> What you are asked to do: Each record is to be printed exactly as given, down to the last mark.

> Extracted entries:
/---

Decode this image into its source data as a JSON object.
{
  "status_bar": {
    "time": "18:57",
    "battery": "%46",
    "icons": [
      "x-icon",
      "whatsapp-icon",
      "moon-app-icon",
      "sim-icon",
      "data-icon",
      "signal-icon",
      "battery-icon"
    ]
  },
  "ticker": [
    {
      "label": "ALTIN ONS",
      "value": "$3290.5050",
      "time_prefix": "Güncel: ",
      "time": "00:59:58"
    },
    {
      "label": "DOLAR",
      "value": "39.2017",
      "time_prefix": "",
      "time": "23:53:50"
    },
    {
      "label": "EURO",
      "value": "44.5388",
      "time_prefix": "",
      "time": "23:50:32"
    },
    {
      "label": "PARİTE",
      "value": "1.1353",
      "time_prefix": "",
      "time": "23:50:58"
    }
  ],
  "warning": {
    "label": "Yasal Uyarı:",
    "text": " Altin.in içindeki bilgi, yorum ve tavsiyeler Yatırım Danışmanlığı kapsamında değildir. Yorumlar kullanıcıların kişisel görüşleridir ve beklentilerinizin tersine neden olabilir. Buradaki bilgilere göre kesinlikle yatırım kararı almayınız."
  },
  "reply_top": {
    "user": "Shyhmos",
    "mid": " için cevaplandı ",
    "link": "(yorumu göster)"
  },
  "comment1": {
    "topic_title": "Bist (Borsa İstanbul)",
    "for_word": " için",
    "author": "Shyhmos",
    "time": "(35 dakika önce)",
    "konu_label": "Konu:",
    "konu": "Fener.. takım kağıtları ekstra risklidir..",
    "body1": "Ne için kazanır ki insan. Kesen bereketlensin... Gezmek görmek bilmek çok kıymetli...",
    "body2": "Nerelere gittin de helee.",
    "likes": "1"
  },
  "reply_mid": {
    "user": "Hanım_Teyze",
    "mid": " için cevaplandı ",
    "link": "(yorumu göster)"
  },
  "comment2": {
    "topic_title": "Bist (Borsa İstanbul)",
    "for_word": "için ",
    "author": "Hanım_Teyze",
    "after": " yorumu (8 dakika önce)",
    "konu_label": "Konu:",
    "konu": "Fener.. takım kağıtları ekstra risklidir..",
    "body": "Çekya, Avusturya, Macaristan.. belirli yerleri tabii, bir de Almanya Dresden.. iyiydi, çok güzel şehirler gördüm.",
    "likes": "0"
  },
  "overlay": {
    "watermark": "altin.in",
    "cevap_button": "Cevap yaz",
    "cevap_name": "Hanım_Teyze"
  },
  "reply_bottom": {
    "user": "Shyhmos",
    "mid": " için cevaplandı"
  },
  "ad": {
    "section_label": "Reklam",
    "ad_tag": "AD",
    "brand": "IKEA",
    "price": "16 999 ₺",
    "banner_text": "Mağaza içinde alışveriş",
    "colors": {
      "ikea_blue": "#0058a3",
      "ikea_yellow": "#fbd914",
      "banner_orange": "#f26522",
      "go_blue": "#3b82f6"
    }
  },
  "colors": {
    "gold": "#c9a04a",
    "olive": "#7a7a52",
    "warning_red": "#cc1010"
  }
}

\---

> Solution to this task:
Decode this image into its source data as a JSON object.
{
  "status_bar": {
    "time": "18:57",
    "battery": "%46",
    "icons": [
      "x-icon",
      "whatsapp-icon",
      "moon-app-icon",
      "sim-icon",
      "data-icon",
      "signal-icon",
      "battery-icon"
    ]
  },
  "ticker": [
    {
      "label": "ALTIN ONS",
      "value": "$3290.5050",
      "time_prefix": "Güncel: ",
      "time": "00:59:58"
    },
    {
      "label": "DOLAR",
      "value": "39.2017",
      "time_prefix": "",
      "time": "23:53:50"
    },
    {
      "label": "EURO",
      "value": "44.5388",
      "time_prefix": "",
      "time": "23:50:32"
    },
    {
      "label": "PARİTE",
      "value": "1.1353",
      "time_prefix": "",
      "time": "23:50:58"
    }
  ],
  "warning": {
    "label": "Yasal Uyarı:",
    "text": " Altin.in içindeki bilgi, yorum ve tavsiyeler Yatırım Danışmanlığı kapsamında değildir. Yorumlar kullanıcıların kişisel görüşleridir ve beklentilerinizin tersine neden olabilir. Buradaki bilgilere göre kesinlikle yatırım kararı almayınız."
  },
  "reply_top": {
    "user": "Shyhmos",
    "mid": " için cevaplandı ",
    "link": "(yorumu göster)"
  },
  "comment1": {
    "topic_title": "Bist (Borsa İstanbul)",
    "for_word": " için",
    "author": "Shyhmos",
    "time": "(35 dakika önce)",
    "konu_label": "Konu:",
    "konu": "Fener.. takım kağıtları ekstra risklidir..",
    "body1": "Ne için kazanır ki insan. Kesen bereketlensin... Gezmek görmek bilmek çok kıymetli...",
    "body2": "Nerelere gittin de helee.",
    "likes": "1"
  },
  "reply_mid": {
    "user": "Hanım_Teyze",
    "mid": " için cevaplandı ",
    "link": "(yorumu göster)"
  },
  "comment2": {
    "topic_title": "Bist (Borsa İstanbul)",
    "for_word": "için ",
    "author": "Hanım_Teyze",
    "after": " yorumu (8 dakika önce)",
    "konu_label": "Konu:",
    "konu": "Fener.. takım kağıtları ekstra risklidir..",
    "body": "Çekya, Avusturya, Macaristan.. belirli yerleri tabii, bir de Almanya Dresden.. iyiydi, çok güzel şehirler gördüm.",
    "likes": "0"
  },
  "overlay": {
    "watermark": "altin.in",
    "cevap_button": "Cevap yaz",
    "cevap_name": "Hanım_Teyze"
  },
  "reply_bottom": {
    "user": "Shyhmos",
    "mid": " için cevaplandı"
  },
  "ad": {
    "section_label": "Reklam",
    "ad_tag": "AD",
    "brand": "IKEA",
    "price": "16 999 ₺",
    "banner_text": "Mağaza içinde alışveriş",
    "colors": {
      "ikea_blue": "#0058a3",
      "ikea_yellow": "#fbd914",
      "banner_orange": "#f26522",
      "go_blue": "#3b82f6"
    }
  },
  "colors": {
    "gold": "#c9a04a",
    "olive": "#7a7a52",
    "warning_red": "#cc1010"
  }
}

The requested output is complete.